ther of the preceding, was quaestor parricidii in B. C. 485, and along with his colleague L. Valerius accused Sp. Cassius Viscellinus, who was in consequence condemned by the votes of the populus. Although the name of the Fabii had become hateful to the plebeians in consequence of Q. Fabius, who was consul this year, depriving the soldiers of the booty they had gained in the war, nevertheless the patricians carried the election of K. Fabius, who was accordingly consul in the following year B. C. 484 with L. Aemilius Mamercus. Kaeso took an active part with his colleague in opposing the agrarian law, which the tribunes of the people attempted to bring forward. According to Dionysius Kaeso came to the assistance of his colleague, who had been defeated by the Volsci, but Livy says nothing of Kaeso, and represents Mamercus as conquering the Volsci. (Liv. 2.41, 42; Dionys. A. R. 8.77, foil., 8.82-86.) Niebuhr supposes that a great change in the constitution was effected on the election of

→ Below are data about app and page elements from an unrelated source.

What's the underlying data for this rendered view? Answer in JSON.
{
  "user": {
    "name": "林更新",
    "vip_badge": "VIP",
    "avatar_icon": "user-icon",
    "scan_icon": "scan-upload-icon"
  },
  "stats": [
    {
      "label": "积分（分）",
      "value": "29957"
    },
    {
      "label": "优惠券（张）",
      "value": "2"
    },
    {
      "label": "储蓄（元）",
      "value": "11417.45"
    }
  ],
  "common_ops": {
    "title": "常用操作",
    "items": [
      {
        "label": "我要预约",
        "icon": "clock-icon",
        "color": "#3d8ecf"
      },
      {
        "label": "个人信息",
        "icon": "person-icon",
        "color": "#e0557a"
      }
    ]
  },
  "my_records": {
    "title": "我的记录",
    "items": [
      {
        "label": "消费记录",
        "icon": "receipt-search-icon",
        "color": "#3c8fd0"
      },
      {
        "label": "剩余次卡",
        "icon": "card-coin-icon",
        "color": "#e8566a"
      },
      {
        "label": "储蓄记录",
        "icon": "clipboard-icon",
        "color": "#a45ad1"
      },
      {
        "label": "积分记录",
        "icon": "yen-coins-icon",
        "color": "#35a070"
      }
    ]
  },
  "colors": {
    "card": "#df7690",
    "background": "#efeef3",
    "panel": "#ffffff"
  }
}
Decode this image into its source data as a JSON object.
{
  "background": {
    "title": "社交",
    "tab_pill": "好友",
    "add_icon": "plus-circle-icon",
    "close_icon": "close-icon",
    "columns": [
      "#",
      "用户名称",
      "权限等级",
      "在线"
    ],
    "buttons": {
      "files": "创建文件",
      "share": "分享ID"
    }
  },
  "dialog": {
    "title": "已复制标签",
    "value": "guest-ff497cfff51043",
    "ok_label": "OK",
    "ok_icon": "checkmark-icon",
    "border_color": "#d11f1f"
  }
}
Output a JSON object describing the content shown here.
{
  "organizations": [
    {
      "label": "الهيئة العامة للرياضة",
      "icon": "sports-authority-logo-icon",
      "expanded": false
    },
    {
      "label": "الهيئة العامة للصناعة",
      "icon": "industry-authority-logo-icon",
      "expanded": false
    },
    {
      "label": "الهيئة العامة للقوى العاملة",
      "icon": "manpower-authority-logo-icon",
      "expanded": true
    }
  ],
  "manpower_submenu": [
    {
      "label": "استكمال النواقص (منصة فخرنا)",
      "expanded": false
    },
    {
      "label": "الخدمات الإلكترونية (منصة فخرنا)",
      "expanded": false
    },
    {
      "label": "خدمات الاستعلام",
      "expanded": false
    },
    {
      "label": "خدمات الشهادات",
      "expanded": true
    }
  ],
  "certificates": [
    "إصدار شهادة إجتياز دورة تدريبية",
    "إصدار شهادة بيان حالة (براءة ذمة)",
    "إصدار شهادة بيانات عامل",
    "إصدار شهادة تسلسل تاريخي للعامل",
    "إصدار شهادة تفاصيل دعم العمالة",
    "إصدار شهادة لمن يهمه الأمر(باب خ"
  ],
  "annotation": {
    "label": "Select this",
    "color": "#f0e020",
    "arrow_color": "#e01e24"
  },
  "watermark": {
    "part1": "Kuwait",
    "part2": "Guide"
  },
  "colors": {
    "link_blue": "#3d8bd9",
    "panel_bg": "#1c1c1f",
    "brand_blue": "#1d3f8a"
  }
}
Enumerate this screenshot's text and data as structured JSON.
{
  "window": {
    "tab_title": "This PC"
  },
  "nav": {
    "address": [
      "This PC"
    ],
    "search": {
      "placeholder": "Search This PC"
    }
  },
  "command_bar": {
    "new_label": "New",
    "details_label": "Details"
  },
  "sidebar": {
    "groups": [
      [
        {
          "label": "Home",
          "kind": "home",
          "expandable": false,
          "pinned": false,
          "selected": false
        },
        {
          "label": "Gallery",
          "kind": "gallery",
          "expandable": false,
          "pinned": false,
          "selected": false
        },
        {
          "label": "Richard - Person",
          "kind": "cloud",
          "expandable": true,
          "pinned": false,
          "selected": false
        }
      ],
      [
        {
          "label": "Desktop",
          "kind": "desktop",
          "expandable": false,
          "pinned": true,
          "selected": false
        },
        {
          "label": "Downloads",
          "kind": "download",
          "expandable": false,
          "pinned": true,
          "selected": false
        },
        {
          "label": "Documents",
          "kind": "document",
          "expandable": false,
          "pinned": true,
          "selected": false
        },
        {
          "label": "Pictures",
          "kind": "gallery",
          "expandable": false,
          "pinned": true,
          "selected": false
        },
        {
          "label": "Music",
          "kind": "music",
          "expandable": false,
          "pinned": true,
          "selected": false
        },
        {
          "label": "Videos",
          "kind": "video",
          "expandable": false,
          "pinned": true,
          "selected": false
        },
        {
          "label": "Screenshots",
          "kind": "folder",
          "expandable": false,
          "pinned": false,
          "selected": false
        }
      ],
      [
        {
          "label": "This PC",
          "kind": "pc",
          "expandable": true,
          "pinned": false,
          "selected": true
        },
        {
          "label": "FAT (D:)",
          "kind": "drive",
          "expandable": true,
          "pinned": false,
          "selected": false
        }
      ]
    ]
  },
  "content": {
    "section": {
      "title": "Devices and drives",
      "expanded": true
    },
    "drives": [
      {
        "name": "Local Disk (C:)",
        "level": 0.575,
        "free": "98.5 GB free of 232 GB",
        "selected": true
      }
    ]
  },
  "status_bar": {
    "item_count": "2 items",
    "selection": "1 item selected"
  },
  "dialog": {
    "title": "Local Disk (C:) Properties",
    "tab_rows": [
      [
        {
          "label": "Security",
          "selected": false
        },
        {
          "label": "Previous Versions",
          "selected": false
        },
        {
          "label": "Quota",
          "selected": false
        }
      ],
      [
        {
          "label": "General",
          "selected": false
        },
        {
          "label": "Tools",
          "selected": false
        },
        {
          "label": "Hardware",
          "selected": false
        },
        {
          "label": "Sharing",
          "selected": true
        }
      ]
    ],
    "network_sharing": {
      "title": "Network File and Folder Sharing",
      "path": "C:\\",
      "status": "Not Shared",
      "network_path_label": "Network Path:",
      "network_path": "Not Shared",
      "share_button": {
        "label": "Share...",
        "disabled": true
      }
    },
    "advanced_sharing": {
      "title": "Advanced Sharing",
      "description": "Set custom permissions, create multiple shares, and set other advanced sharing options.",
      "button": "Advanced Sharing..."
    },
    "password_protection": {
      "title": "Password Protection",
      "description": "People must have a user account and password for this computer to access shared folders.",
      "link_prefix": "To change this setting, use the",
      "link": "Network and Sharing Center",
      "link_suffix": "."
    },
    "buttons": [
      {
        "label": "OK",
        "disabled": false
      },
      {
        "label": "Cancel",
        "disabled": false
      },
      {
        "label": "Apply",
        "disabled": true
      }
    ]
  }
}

Xanthippus (*Ca/nqippos). 1. The son of Ariphron and father of Pericles. In B. C. 490, he impeached Miltiades on his return from his unsuccessful expedition against the island of Paros. In B. C. 484 he left Athens together with the other inhabitants on the approach of Xerxes, and in the following year (B. C. 479) he succeeded Themistocles as commander of the Athenian fleet. He commanded the Athenians at the decisive battle of Mycale, which was fought on the coast of Ionia on the same day as the battle of Plataea, September, B. C. 470. The Grecian fleet then sailed to the Hellespont; and when they found that the bridge had been broken down, Leotychides and the Peloponnesians returned home forthwith. Xanthippus, however, remained with the Athenian fleet in order to subdue the Chersonese, where several of the Athenians had previously held considerable property. The Persians threw themselves into the town of Sestos, to which Xanthippus laid siege, and which was obliged to surrender ear
each laid claim to the succession; but Dareius decided in favour of Xerxes, no doubt through the influence of his mother Atossa, who completely ruled Dareius. Xerxes succeeded his father at the beginning of B. C. 485. Dareius had died in the midst of his preparations against Greece, which had been interrupted by a revolt of the Egyptians. The first care of Xerxes was to reduce the latter people to subjection. He accordingly invaded Egypt at the beginning of the second year of his reign (B. C. 484), compelled the people again to submit to the Persian yoke, and then returned to Persia, leaving his brother Achaemenes, governor of Egypt. The next four years were devoted to preparations for the invasion of Greece. It was his object to collect a mighty armament, which might not simply be sufficient to conquer Europe, but which might display the power and magnificence of the greatest monarch of the world. Troops were gathered together from all quarters of the wide-spread Persian empire, a